[LONDON] Ratings agency Standard & Poor's said on Friday Britain's public borrowing was likely to be higher than the government had forecast and the country might need to find ways to raise more tax revenue to balance the books.
Finance minister George Osborne has said he intends to balance Britain's budget over the coming years through spending cuts alone, a pledge which will be central to the campaign of Prime Minister David Cameron ahead of national elections in May.
But S&P, the only major ratings agency not to have cut Britain's AAA rating, said the tax base might eventually need to widen, whoever is in power after May. "We expect that future consolidation may eventually look more to the revenue than the expenditure side," S&P said in a statement in which it confirmed it was maintaining a stable outlook for Britain's triple-A rating.
The ratings agency also said Britain's economy would suffer if it left the European Union, something Cameron has said he will put to a referendum in 2017 if his Conservative Party continues to hold power.
In its update on Britain's credit rating on Friday, S&P questioned forecasts from the country's budget office, which last week said it expected the public finances to be back in balance by the 2018/19 financial year.
S&P said it expected the deficit to fall only slowly in the 2014 calendar year to 5.4 per cent of gross domestic product and would decline towards 3 per cent by 2017 when the government's forecast is for the shortfall to be around 1 per cent.
Frank Gill, a director of European sovereign debt at S&P, said the outlook for higher tax revenues looked uncertain, and not only because of the slow pace of recovery in pay, which has hurt income tax receipts. "We are taking a very conservative view on the receipts side. It's not just the weak recovery so far in wage growth," he said in an interview.
Britain's big banking sector may not yield a windfall in tax revenues and its diminishing North Sea oil and gas industry was another potential source of weaker income, Gill said.
That could mean that whoever wins power in May has to consider new ways to boost tax revenue. "We expect that whatever government is in power and whatever policy bias in terms of cutting the fiscal deficit they may have, they are likely to be flexible," Gill said.

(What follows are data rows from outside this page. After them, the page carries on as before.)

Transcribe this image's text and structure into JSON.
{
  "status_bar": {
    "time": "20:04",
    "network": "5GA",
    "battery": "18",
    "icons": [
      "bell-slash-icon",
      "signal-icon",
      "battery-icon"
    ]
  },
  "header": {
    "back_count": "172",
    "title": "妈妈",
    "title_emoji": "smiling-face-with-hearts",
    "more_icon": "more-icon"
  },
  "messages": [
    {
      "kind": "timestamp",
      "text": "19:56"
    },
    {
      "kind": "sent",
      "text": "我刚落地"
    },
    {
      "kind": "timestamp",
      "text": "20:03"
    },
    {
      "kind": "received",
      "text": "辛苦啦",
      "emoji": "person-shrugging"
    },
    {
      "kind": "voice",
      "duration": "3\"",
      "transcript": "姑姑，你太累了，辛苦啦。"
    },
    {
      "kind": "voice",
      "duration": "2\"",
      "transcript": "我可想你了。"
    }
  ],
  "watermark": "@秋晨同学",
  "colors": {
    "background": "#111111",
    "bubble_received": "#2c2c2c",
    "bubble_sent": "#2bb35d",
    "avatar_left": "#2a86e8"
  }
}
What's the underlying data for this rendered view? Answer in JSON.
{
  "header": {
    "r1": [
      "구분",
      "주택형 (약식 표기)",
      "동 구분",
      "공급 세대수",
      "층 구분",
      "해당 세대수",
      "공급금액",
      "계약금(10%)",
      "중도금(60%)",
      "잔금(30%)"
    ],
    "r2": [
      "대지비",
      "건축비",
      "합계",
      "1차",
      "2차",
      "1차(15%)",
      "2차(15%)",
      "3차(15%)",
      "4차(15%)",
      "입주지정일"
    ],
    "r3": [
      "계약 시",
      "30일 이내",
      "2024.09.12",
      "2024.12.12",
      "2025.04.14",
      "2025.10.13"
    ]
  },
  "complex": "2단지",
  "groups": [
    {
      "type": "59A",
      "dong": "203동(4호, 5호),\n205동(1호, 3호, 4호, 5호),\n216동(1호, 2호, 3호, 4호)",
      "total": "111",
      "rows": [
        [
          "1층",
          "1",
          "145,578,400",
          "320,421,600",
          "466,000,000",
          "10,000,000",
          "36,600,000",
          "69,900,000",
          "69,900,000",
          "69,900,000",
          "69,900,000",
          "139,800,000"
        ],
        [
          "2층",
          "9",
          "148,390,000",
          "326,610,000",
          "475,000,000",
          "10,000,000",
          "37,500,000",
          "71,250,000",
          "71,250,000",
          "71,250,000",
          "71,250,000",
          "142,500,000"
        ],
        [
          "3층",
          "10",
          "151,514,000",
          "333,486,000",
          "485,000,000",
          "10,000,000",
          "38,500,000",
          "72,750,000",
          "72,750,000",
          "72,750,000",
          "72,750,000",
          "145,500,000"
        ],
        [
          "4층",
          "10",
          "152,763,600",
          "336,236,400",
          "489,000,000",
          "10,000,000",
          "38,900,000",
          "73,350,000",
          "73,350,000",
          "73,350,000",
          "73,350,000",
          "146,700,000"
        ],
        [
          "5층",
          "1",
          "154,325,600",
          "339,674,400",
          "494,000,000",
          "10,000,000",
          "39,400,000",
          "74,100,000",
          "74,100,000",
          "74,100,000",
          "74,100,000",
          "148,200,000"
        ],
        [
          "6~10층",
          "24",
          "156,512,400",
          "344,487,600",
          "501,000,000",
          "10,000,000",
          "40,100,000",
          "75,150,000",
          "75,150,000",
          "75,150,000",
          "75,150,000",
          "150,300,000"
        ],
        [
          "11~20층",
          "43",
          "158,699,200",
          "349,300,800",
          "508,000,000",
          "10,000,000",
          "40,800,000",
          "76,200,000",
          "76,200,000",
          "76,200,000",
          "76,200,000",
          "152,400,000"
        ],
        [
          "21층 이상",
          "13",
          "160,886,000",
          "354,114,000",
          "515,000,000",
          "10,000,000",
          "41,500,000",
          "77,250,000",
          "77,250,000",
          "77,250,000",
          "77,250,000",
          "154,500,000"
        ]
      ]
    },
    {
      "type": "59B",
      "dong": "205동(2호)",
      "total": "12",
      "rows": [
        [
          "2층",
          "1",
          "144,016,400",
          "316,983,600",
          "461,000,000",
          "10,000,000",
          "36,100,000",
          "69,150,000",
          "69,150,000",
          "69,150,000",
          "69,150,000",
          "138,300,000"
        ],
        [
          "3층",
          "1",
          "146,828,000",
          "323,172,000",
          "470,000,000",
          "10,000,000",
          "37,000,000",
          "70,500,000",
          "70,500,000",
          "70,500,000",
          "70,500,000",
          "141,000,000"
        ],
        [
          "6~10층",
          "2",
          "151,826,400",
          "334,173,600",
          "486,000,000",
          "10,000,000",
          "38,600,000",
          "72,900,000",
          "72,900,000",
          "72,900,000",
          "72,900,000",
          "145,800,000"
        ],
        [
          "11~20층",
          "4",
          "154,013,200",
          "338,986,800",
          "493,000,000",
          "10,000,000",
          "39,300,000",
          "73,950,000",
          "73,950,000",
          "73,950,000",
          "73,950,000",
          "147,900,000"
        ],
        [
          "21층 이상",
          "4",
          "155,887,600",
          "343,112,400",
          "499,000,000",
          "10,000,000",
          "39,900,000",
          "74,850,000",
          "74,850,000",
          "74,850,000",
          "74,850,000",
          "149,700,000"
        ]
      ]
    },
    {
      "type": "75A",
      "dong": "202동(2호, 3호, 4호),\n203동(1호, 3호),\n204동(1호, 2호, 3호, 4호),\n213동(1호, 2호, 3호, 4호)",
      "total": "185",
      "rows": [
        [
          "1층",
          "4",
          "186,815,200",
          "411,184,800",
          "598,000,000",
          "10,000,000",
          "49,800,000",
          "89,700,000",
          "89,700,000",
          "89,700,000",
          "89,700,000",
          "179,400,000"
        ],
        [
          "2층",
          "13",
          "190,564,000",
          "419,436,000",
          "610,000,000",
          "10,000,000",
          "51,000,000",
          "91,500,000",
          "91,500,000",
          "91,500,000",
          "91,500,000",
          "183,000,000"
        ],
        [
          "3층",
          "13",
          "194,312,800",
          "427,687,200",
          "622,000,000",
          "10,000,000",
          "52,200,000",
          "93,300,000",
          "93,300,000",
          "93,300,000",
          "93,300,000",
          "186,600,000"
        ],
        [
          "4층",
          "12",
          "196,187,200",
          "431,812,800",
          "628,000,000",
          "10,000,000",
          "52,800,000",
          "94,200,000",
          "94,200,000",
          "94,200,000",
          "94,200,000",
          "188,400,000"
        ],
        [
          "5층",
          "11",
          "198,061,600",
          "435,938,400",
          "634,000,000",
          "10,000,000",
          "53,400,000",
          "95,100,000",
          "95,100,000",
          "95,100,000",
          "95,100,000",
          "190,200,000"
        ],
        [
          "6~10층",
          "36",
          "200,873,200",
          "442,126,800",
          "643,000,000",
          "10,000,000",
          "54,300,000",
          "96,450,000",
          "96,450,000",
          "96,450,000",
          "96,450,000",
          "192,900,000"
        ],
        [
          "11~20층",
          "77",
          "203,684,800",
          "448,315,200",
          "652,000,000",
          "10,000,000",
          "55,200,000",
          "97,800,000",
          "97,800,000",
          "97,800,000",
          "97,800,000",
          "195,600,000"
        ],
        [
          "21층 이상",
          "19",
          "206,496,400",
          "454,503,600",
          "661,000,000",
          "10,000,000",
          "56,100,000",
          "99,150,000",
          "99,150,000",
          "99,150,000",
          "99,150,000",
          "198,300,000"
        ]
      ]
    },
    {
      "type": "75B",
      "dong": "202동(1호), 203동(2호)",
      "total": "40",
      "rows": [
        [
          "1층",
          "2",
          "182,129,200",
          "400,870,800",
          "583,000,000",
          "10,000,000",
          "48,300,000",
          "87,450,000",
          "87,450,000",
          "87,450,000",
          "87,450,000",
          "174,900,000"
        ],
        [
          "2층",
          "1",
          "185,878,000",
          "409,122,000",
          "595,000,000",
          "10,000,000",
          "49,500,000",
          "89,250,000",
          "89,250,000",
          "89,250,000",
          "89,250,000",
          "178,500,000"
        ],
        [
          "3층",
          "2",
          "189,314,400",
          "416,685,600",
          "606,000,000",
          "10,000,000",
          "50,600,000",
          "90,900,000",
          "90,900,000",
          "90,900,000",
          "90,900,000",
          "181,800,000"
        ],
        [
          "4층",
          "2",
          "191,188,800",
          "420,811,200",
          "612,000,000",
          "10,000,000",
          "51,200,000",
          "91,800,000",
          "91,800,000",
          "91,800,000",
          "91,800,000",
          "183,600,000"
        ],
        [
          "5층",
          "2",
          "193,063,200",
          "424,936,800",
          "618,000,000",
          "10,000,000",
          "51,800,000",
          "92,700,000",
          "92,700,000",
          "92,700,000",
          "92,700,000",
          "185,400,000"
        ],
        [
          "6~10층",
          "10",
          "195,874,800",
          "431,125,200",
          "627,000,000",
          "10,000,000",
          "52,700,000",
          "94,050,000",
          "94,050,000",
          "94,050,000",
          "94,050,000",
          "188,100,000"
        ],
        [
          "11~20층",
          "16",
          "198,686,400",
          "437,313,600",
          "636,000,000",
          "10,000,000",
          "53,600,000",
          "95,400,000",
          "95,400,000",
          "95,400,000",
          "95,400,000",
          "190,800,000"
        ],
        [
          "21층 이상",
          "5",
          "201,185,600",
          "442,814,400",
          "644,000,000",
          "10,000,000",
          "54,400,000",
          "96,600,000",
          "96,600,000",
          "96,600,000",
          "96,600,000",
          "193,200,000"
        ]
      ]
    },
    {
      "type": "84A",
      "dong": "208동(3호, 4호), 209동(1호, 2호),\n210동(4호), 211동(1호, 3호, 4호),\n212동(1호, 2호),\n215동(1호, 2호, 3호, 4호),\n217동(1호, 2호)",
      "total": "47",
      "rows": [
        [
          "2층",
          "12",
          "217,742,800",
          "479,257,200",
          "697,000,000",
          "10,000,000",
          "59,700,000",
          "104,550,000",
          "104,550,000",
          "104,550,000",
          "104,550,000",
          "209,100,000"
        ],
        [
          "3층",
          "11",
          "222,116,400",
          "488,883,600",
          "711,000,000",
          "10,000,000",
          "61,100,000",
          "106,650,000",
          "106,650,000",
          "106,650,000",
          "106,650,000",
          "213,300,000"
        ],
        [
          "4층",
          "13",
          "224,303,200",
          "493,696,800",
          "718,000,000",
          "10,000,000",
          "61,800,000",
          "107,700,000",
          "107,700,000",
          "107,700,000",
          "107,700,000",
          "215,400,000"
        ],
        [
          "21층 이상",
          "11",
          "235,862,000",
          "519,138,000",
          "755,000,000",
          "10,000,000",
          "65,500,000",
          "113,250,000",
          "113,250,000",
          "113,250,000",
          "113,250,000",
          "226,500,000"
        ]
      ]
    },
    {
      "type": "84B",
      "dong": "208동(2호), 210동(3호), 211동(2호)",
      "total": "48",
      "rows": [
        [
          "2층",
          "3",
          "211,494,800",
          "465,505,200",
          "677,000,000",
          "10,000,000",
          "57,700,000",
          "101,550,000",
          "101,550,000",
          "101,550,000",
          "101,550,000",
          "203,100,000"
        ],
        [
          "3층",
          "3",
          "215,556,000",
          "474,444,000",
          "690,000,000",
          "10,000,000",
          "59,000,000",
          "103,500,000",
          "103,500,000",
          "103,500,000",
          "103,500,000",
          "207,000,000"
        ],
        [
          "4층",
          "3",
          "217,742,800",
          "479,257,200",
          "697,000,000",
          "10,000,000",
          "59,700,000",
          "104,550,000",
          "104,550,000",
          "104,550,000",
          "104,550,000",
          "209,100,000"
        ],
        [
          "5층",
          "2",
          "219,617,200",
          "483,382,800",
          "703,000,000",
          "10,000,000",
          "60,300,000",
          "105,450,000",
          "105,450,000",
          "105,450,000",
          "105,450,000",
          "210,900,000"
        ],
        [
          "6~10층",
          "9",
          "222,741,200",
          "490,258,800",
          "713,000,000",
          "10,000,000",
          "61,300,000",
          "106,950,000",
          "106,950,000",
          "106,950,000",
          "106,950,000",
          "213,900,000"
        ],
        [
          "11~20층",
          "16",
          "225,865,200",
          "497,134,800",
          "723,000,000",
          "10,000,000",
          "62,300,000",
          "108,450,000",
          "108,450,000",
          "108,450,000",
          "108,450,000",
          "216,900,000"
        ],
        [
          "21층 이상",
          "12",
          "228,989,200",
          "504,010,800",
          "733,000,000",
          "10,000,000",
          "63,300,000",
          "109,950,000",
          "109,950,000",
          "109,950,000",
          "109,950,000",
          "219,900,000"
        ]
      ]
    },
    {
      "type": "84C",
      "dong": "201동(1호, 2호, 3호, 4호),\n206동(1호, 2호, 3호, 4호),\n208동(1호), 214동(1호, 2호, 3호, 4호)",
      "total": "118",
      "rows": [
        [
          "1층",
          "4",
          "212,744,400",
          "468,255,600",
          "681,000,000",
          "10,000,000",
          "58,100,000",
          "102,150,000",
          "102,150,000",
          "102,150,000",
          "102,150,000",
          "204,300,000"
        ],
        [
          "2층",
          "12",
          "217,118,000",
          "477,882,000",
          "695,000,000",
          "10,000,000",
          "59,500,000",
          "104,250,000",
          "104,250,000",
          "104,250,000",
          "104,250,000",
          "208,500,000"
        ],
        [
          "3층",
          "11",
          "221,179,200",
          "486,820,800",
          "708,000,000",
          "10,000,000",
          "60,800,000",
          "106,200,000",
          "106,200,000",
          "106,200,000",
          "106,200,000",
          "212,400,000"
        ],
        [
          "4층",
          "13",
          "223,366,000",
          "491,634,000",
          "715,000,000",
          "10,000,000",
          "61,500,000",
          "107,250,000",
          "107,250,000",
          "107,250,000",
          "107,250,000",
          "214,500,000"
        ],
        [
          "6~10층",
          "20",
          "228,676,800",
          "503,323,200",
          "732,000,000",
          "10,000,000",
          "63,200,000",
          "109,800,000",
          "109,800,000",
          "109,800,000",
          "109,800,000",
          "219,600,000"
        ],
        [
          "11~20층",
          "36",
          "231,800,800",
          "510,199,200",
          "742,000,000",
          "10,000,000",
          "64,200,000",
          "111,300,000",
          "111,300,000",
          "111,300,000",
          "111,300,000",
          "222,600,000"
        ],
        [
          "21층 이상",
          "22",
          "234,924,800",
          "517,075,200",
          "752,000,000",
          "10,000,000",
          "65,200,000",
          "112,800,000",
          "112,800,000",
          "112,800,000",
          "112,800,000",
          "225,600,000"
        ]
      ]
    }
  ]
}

Britain's opposition Labour Party has said it wants to deal with the deficit in a "fair way" and has said it will introduce new taxes on expensive properties and restore a 50 per cent rate on income tax for top earners.